Libey on Lists—Predictions for 2006 and Beyond
And this new Internet environment will make the Web like a television, where the message will be more visual than lingual. Get ready for more video, audio and graphics, but much less text.
Trend No. 3: A GAAP standard of accounting is about to emerge for the direct marketing industry, where this type of business activity for once will be on an apples-to-apples basis across all companies. Wall Street will better be able to understand value of what direct marketing brings to an organization, and management of these firms will be able to push for specific results. The danger to watch out for is that often “interpretation becomes protocol,” so direct marketing professionals must be involved in these metrics that are established if they want their activities to be counted fairly in the business plan.
Trend No. 4: There is no such thing as “lists” anymore; today’s business environment now consists of databases. List firms must adapt to be part of this new way of looking at circulation, because within the next 10 years half of their income will be generated by managing customer research and maintaining a large variety of customer databases for clients. List firms also must be prepared for a European invasion: International data firms have invested in database technology and research processes, and will bring this knowledge to U.S. marketplace to start winning new business.
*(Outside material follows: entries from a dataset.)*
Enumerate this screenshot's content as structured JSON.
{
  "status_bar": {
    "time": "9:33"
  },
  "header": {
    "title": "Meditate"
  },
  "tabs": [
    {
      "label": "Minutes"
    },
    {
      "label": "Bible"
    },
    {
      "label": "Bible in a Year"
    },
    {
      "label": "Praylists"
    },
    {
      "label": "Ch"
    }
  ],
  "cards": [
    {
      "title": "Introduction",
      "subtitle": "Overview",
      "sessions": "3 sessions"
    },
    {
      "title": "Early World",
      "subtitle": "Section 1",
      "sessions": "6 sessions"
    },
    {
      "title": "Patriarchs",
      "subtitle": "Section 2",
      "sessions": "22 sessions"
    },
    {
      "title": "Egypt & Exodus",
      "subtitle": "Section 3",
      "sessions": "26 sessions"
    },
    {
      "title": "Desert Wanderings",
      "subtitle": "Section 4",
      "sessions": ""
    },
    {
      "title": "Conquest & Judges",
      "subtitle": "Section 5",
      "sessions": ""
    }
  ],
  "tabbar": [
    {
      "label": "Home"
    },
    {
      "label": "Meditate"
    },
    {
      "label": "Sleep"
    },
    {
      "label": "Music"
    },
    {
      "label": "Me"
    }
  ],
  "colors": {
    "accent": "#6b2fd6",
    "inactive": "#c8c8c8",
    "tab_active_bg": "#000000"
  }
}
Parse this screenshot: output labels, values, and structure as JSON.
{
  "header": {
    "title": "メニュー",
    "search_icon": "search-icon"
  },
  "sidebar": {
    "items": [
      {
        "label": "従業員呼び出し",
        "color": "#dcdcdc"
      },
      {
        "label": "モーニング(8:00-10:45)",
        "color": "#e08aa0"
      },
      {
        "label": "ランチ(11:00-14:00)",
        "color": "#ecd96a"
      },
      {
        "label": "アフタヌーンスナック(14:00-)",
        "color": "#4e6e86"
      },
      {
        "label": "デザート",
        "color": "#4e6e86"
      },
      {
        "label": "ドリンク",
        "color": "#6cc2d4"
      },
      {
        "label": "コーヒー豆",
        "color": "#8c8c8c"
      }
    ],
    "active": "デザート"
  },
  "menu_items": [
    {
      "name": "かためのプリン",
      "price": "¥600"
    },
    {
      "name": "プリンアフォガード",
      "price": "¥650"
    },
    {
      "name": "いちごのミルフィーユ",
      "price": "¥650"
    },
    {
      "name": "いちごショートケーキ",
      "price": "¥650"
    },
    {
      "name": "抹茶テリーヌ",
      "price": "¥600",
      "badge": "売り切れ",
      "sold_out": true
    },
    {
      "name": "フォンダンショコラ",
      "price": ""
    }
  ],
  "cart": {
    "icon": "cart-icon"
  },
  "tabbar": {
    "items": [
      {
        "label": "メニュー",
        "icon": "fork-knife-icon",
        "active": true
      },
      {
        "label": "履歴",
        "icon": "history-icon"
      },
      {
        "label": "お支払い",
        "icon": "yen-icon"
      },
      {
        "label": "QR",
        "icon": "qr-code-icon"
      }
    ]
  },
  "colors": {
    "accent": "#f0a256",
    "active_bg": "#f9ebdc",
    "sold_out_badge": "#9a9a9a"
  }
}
Trend No. 5: The dominance of so-called “black box” cooperative databases will decline. Too many marketers rely on these co-op databases for all of their list activity, to their detriment. While there are quite a few benefits in using either or both of the two types of co-ops—membership and list-specific—neither one provides sufficient value to be used without independent list selection and data processing activity. Libey’s main concerns about co-ops are: